See also: Behind the Scenes at Sundance
In 1969, the eyes of the nation focused on rural Woodstock, New York, as thousands of people from all across the country descended on a farm for what would become arguably the biggest concert of the century. Around the same time, just over an hour away in Rock Hill, New York, a bunch of disabled kids were enjoying an equally transformational moment at Camp Jened, a small summer camp.

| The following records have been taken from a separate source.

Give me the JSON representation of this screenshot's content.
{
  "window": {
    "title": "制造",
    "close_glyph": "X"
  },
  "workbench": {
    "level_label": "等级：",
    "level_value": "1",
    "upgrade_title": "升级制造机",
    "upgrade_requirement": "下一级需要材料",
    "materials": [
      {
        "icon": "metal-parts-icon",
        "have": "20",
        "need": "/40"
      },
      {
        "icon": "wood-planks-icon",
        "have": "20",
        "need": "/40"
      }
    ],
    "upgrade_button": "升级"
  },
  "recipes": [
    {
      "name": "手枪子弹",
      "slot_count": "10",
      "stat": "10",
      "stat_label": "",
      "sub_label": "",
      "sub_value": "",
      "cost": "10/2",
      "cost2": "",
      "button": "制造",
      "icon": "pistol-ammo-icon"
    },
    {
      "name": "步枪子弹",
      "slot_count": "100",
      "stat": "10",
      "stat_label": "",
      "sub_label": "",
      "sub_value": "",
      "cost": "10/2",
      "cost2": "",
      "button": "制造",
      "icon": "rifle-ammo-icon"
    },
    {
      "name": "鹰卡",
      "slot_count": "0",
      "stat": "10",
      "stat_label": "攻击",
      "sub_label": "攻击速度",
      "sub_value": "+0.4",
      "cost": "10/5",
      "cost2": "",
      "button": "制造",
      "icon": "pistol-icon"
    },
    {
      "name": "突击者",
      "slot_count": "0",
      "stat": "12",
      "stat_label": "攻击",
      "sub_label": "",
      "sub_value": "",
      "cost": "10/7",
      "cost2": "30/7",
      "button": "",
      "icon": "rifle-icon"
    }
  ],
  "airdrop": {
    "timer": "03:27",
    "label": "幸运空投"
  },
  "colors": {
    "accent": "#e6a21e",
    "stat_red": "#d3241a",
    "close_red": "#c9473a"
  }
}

The friendships and mutual understanding those campers developed would go on to serve as key pillars in the nascent disability rights movement, with the campers leading the way as the movement’s architects. The camp, the campers and their legacies are the subject of the documentary, Crip Camp, which was produced by Barack and Michelle Obama for Netflix, and featured at the 2020 Sundance Festival, where it won the Audience Award.
In “Crip Camp,” David Radcliff talks with the film’s co-directors, Jim LeBrecht and Nicole Newnham, about why this documentary of a long-ago counter-cultural time is the movie we need today. Then, Radcliff takes us “Behind the Scenes at Sundance,” reporting on the festival’s efforts to embrace the disability community and the work that still needs to be done.
Though it now boasts President Barack Obama as one of its executive producers, the powerful Netflix documentary Crip Camp wouldn’t have happened at all, if not for co-director Jim LeBrecht’s cherished memories of Camp J